Data records for software interfaces
######

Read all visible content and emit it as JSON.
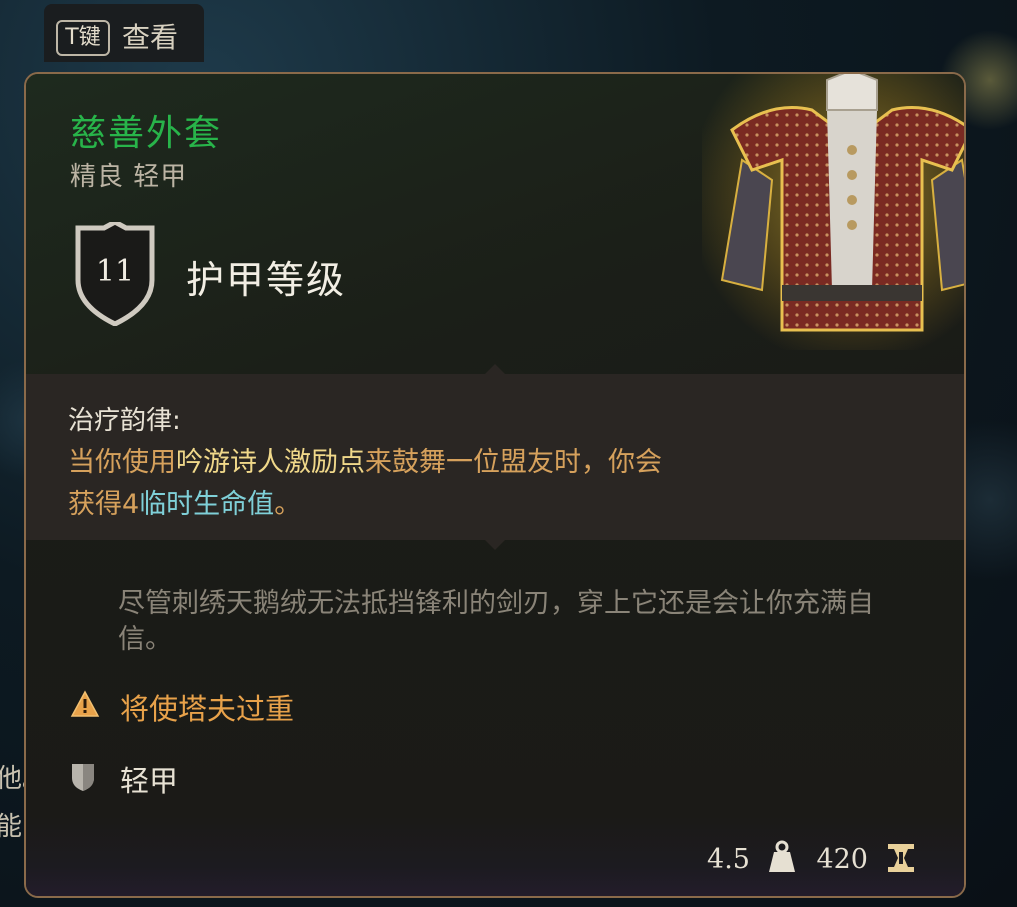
{
  "key_hint": {
    "key": "T键",
    "label": "查看"
  },
  "item": {
    "name": "慈善外套",
    "subtitle": "精良 轻甲",
    "armor_class_value": "11",
    "armor_class_label": "护甲等级",
    "art_icon": "jacket-icon"
  },
  "passive": {
    "title": "治疗韵律:",
    "line1_pre": "当你使用",
    "line1_hl": "吟游诗人激励点",
    "line1_post": "来鼓舞一位盟友时，你会",
    "line2_pre": "获得4",
    "line2_hl": "临时生命值",
    "line2_post": "。"
  },
  "flavor": "尽管刺绣天鹅绒无法抵挡锋利的剑刃，穿上它还是会让你充满自信。",
  "warning": {
    "icon": "warning-icon",
    "text": "将使塔夫过重"
  },
  "tag": {
    "icon": "light-armor-shield-icon",
    "text": "轻甲"
  },
  "footer": {
    "weight": "4.5",
    "weight_icon": "weight-icon",
    "price": "420",
    "price_icon": "gold-coin-icon"
  },
  "background_text": [
    "他。",
    "能"
  ],
  "colors": {
    "rarity_green": "#28b44a",
    "passive_orange": "#d6a15c",
    "highlight_yellow": "#f0d88a",
    "highlight_cyan": "#7fd0d8",
    "warning_orange": "#e8a24a",
    "border": "#8a6a4a"
  }
}
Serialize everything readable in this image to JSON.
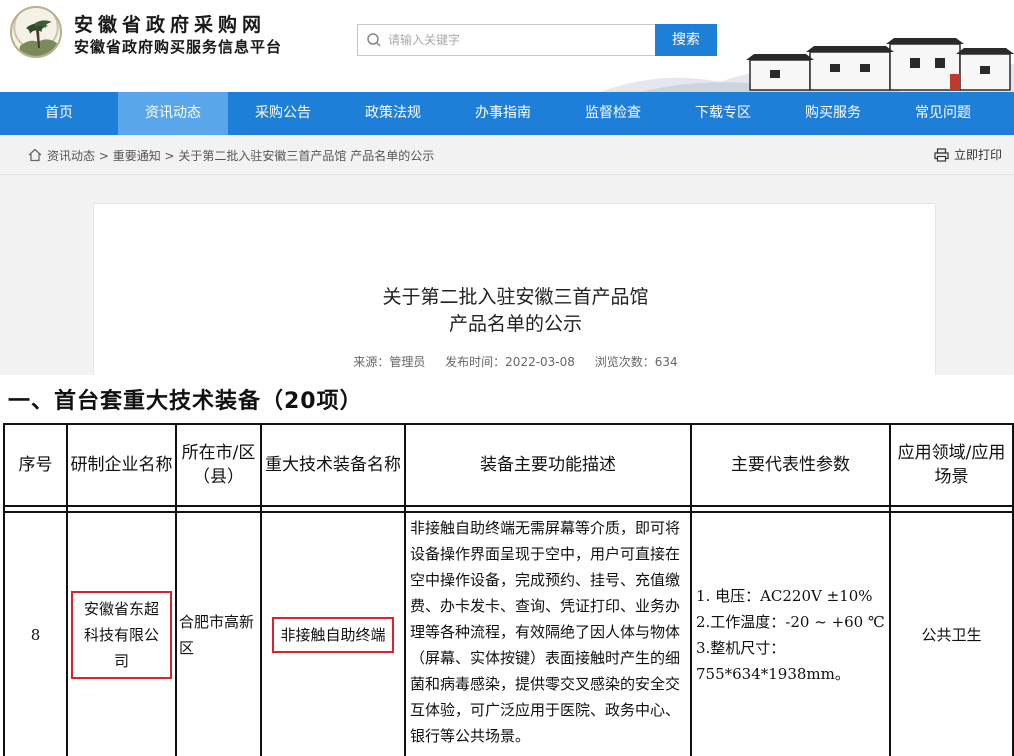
{
  "header": {
    "site_title": "安徽省政府采购网",
    "site_subtitle": "安徽省政府购买服务信息平台",
    "search_placeholder": "请输入关键字",
    "search_button": "搜索"
  },
  "nav": {
    "items": [
      {
        "label": "首页"
      },
      {
        "label": "资讯动态",
        "active": true
      },
      {
        "label": "采购公告"
      },
      {
        "label": "政策法规"
      },
      {
        "label": "办事指南"
      },
      {
        "label": "监督检查"
      },
      {
        "label": "下载专区"
      },
      {
        "label": "购买服务"
      },
      {
        "label": "常见问题"
      }
    ]
  },
  "breadcrumb": {
    "items": [
      "资讯动态",
      "重要通知",
      "关于第二批入驻安徽三首产品馆 产品名单的公示"
    ],
    "separator": " > ",
    "print_label": "立即打印"
  },
  "article": {
    "title_line1": "关于第二批入驻安徽三首产品馆",
    "title_line2": "产品名单的公示",
    "source": "来源：管理员",
    "published": "发布时间：2022-03-08",
    "views": "浏览次数：634"
  },
  "document": {
    "heading": "一、首台套重大技术装备（20项）",
    "table": {
      "headers": [
        "序号",
        "研制企业名称",
        "所在市/区（县）",
        "重大技术装备名称",
        "装备主要功能描述",
        "主要代表性参数",
        "应用领域/应用场景"
      ],
      "row": {
        "number": "8",
        "company": "安徽省东超科技有限公司",
        "location": "合肥市高新区",
        "equipment": "非接触自助终端",
        "description": "非接触自助终端无需屏幕等介质，即可将设备操作界面呈现于空中，用户可直接在空中操作设备，完成预约、挂号、充值缴费、办卡发卡、查询、凭证打印、业务办理等各种流程，有效隔绝了因人体与物体（屏幕、实体按键）表面接触时产生的细菌和病毒感染，提供零交叉感染的安全交互体验，可广泛应用于医院、政务中心、银行等公共场景。",
        "params": [
          "1. 电压：AC220V ±10%",
          "2.工作温度：-20 ~ +60 ℃",
          "3.整机尺寸：755*634*1938mm。"
        ],
        "application": "公共卫生"
      }
    }
  },
  "colors": {
    "nav_blue": "#1e7fd8",
    "nav_active": "#5aa6ea",
    "highlight_red": "#d9232a"
  }
}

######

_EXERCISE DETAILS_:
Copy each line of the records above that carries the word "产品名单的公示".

_SOLUTION FOR THIS EXERCISE_:
      "关于第二批入驻安徽三首产品馆 产品名单的公示"
    "title_line2": "产品名单的公示",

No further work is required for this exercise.